The vintage railbus which shuttles to and fro in the Loir Valley has made its last run for the season. Yes, we do mean Loir and not Loire. Aren't those French rivers mightily confusing? All the more so because the waters of the Loir do eventually reach the Loire. Many of the visitors who take the train touristique down the Loir Valley stop off at the pretty town of Montoire.
The railway station at Montoire has a little museum which recalls events which took place there 75 years ago this week. Hitler was on his way from Berlin to meet General Franco in the Basque region town of Hendaye. On 22 October 1940, he stopped at Montoire-sur-le-Loir and met with Pierre Laval of the French Vichy administration. Montoire lies on a branch line but it's close to the main railway from Paris to the Spanish border. The proximity of a nearby long railway tunnel probably made Montoire a safe choice, giving the possibility of shelter for the Führer's train in the event of aerial bombardment.
Two days later Hitler was back in Montoire for a meeting with Marshal Philippe Pétain. This was where the famous handshake signalled the start of the Vichy government's collaboration with the Nazi regime.
Between the two Montoire meetings, Hitler travelled by train to Hendaye and back. Today marks the 75th anniversary of the meeting at Hendaye railway station between Adolf Hitler and Francisco Franco — the sole occasion on which the two leaders met.
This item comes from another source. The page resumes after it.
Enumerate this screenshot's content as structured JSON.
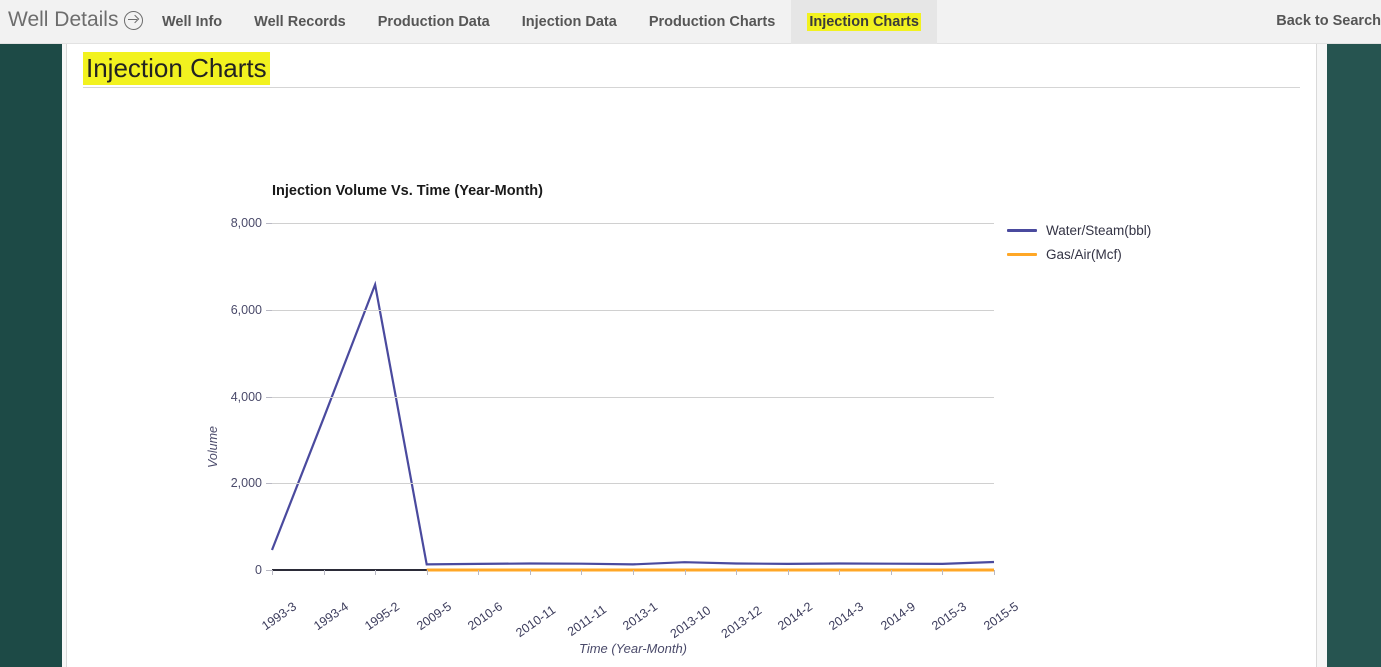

Hitler was busy assessing the pros and cons of cooperation with Spain and / or Vichy, so he was keen to meet Franco. Meanwhile, the Spanish leader saw possible benefits for Spain through a closer association with Germany.
The notion that Franco somehow hoodwinked Hitler into not invading Spain was an artful piece of Francoist propaganda that was to serve the Caudillo well in the post-war years. The Hendaye meeting started cordially, but deteriorated into a shambles. After several hours of discussion, followed by dinner, Franco returned to his train for the short trip back over the nearby border into Spain. As the train left, there was a severe jolt and Franco, who was standing by an open door, almost fell onto the platform. The Germans watched with amusement, and Hitler is reported to have said “Mit diesem Kerl ist nichts zu machen” (One can't do business with this guy).
Hitler's train headed back north overnight, as his staff confirmed the arrangements for the Führer's meeting with Marshal Pétain the following day. This wasn't the end of Hitler's train journeys in October 1940. Just five days after Hendaye, the Führer was greeted by cheering crowds as his train arrived at Santa Maria Novella station in Florence. The station's bold modernist lines suited the Fascist spirit. The Italian offensive in Greece had just started that morning, with several columns of Mussolini's troops crossing the border from Albania. Hitler went to Florence to meet the Italian leader.
It's odd, is it not, how railway stations shake off the burden of history? There is a small plaque at Hendaye which recalls the Hitler-Franco meeting. But nowadays it seems like the most prosaic of spots: a rather uninviting station where Spanish and French trains never connect properly, and where it seems that nothing of note could ever possibly have happened.
Nicky Gardner and Susanne Kries
(editors, hidden europe magazine)